Data supplied

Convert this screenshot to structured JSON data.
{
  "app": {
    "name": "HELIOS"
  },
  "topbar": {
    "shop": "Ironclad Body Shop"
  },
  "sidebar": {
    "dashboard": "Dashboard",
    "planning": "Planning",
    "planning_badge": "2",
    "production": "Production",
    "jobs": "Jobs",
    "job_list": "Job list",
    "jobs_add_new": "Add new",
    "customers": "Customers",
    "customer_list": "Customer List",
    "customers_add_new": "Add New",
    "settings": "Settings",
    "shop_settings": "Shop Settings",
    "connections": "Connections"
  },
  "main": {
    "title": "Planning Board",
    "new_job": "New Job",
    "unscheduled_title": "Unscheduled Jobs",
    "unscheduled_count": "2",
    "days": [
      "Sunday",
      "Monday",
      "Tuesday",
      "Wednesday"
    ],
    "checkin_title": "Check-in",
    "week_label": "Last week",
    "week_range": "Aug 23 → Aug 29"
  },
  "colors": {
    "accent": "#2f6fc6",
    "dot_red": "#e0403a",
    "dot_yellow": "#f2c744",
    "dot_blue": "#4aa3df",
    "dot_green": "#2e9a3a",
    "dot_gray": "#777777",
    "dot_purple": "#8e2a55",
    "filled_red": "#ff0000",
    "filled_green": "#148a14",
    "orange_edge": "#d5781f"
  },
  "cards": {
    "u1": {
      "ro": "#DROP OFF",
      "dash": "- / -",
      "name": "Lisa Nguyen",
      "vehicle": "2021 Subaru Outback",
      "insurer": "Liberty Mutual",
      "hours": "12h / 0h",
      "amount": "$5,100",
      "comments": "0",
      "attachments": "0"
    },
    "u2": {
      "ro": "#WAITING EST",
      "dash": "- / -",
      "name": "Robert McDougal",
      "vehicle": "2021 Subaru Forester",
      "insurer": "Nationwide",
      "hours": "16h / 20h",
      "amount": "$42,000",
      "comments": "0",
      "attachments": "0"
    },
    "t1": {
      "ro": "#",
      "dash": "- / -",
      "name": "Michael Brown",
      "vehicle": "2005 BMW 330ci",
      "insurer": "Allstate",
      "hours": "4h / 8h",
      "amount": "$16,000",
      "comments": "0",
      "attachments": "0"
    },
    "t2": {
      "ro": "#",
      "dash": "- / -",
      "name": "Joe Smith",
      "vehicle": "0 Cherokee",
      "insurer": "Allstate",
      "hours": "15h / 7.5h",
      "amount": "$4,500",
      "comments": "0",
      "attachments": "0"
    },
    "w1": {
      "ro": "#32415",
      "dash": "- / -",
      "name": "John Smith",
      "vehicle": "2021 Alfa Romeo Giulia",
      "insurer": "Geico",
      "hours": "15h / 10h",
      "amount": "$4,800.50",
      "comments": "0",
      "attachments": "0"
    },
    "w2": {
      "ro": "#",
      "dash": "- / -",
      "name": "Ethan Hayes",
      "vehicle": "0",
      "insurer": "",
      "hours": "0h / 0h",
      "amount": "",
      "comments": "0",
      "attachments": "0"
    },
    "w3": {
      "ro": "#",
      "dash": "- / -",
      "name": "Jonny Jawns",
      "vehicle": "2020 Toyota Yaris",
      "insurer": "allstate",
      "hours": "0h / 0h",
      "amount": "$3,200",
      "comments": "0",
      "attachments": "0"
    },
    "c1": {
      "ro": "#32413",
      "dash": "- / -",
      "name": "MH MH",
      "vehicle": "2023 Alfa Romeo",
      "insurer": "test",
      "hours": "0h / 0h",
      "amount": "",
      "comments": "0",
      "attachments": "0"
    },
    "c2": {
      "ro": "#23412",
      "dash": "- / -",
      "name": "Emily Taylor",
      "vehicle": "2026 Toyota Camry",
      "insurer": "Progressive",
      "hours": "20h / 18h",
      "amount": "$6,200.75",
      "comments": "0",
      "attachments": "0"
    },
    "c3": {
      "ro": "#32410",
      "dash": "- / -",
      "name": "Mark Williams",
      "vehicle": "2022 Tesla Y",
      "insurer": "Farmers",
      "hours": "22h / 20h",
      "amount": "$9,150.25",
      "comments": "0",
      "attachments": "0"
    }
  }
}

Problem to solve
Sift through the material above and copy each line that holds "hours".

Final answer
      "hours": "12h / 0h",
      "hours": "16h / 20h",
      "hours": "4h / 8h",
      "hours": "15h / 7.5h",
      "hours": "15h / 10h",
      "hours": "0h / 0h",
      "hours": "0h / 0h",
      "hours": "0h / 0h",
      "hours": "20h / 18h",
      "hours": "22h / 20h",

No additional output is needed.